Task details: Repeat every entry word for word. Images do not belong in the copy.

________

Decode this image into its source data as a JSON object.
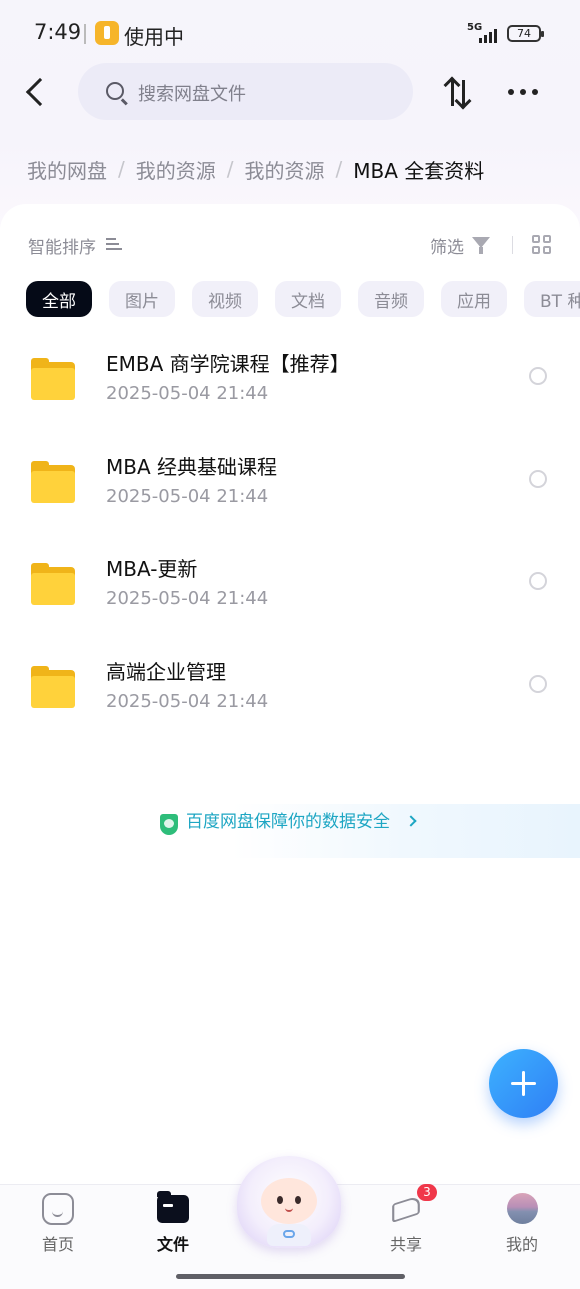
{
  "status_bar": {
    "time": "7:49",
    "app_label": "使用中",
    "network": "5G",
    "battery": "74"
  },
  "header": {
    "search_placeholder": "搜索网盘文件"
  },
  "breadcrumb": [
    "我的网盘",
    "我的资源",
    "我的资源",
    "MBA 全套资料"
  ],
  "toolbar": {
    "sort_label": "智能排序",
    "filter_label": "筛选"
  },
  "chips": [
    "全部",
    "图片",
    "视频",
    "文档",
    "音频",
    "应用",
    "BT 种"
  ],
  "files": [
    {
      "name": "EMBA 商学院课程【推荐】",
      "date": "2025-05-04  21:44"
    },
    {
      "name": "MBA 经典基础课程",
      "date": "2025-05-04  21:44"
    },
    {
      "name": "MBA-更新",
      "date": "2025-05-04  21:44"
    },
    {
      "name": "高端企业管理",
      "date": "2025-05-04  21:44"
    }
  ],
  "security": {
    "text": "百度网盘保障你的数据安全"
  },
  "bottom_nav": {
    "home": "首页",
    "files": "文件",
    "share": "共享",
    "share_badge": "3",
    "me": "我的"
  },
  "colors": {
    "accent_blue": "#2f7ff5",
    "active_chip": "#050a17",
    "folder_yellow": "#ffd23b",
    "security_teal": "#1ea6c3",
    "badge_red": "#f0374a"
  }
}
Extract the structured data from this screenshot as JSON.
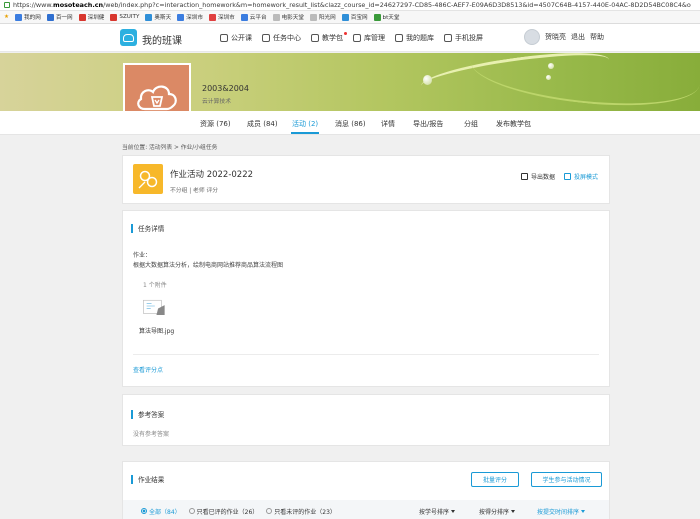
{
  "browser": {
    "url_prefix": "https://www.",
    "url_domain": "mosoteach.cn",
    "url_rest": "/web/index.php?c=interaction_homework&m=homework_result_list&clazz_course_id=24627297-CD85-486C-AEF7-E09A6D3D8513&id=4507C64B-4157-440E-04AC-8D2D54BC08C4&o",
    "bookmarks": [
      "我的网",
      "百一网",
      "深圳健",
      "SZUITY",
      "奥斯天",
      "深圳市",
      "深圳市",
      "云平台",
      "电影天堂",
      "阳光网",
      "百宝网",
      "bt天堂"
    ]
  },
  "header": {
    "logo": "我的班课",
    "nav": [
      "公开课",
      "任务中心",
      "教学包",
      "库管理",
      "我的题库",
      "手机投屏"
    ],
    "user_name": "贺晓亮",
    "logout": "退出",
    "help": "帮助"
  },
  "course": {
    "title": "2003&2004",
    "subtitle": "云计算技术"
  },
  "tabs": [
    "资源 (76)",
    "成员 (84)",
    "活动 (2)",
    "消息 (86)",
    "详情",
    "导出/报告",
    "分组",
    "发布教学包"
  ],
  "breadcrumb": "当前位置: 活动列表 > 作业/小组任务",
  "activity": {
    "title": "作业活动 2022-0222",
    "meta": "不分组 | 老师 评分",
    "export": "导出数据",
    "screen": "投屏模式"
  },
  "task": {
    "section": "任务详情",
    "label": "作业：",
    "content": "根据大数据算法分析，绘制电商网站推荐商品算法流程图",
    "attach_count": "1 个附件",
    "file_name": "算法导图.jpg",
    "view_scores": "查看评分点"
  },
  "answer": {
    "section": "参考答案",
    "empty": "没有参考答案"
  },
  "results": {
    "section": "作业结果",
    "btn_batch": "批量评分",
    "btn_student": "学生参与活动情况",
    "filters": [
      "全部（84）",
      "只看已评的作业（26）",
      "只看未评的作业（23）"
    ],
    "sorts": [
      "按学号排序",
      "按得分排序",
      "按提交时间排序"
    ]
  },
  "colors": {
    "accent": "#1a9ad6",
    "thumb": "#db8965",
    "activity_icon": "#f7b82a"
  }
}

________

Result below:
Decode this image into its source data as a JSON object.
{
  "status_bar": {
    "time": "7:49",
    "app_label": "使用中",
    "network": "5G",
    "battery": "74"
  },
  "header": {
    "search_placeholder": "搜索网盘文件"
  },
  "breadcrumb": [
    "我的网盘",
    "我的资源",
    "我的资源",
    "MBA 全套资料"
  ],
  "toolbar": {
    "sort_label": "智能排序",
    "filter_label": "筛选"
  },
  "chips": [
    "全部",
    "图片",
    "视频",
    "文档",
    "音频",
    "应用",
    "BT 种"
  ],
  "files": [
    {
      "name": "EMBA 商学院课程【推荐】",
      "date": "2025-05-04  21:44"
    },
    {
      "name": "MBA 经典基础课程",
      "date": "2025-05-04  21:44"
    },
    {
      "name": "MBA-更新",
      "date": "2025-05-04  21:44"
    },
    {
      "name": "高端企业管理",
      "date": "2025-05-04  21:44"
    }
  ],
  "security": {
    "text": "百度网盘保障你的数据安全"
  },
  "bottom_nav": {
    "home": "首页",
    "files": "文件",
    "share": "共享",
    "share_badge": "3",
    "me": "我的"
  },
  "colors": {
    "accent_blue": "#2f7ff5",
    "active_chip": "#050a17",
    "folder_yellow": "#ffd23b",
    "security_teal": "#1ea6c3",
    "badge_red": "#f0374a"
  }
}
Extract the structured data from this screenshot as JSON.
{
  "browser": {
    "url_prefix": "https://www.",
    "url_domain": "mosoteach.cn",
    "url_rest": "/web/index.php?c=interaction_homework&m=homework_result_list&clazz_course_id=24627297-CD85-486C-AEF7-E09A6D3D8513&id=4507C64B-4157-440E-04AC-8D2D54BC08C4&o",
    "bookmarks": [
      "我的网",
      "百一网",
      "深圳健",
      "SZUITY",
      "奥斯天",
      "深圳市",
      "深圳市",
      "云平台",
      "电影天堂",
      "阳光网",
      "百宝网",
      "bt天堂"
    ]
  },
  "header": {
    "logo": "我的班课",
    "nav": [
      "公开课",
      "任务中心",
      "教学包",
      "库管理",
      "我的题库",
      "手机投屏"
    ],
    "user_name": "贺晓亮",
    "logout": "退出",
    "help": "帮助"
  },
  "course": {
    "title": "2003&2004",
    "subtitle": "云计算技术"
  },
  "tabs": [
    "资源 (76)",
    "成员 (84)",
    "活动 (2)",
    "消息 (86)",
    "详情",
    "导出/报告",
    "分组",
    "发布教学包"
  ],
  "breadcrumb": "当前位置: 活动列表 > 作业/小组任务",
  "activity": {
    "title": "作业活动 2022-0222",
    "meta": "不分组 | 老师 评分",
    "export": "导出数据",
    "screen": "投屏模式"
  },
  "task": {
    "section": "任务详情",
    "label": "作业：",
    "content": "根据大数据算法分析，绘制电商网站推荐商品算法流程图",
    "attach_count": "1 个附件",
    "file_name": "算法导图.jpg",
    "view_scores": "查看评分点"
  },
  "answer": {
    "section": "参考答案",
    "empty": "没有参考答案"
  },
  "results": {
    "section": "作业结果",
    "btn_batch": "批量评分",
    "btn_student": "学生参与活动情况",
    "filters": [
      "全部（84）",
      "只看已评的作业（26）",
      "只看未评的作业（23）"
    ],
    "sorts": [
      "按学号排序",
      "按得分排序",
      "按提交时间排序"
    ]
  },
  "colors": {
    "accent": "#1a9ad6",
    "thumb": "#db8965",
    "activity_icon": "#f7b82a"
  }
}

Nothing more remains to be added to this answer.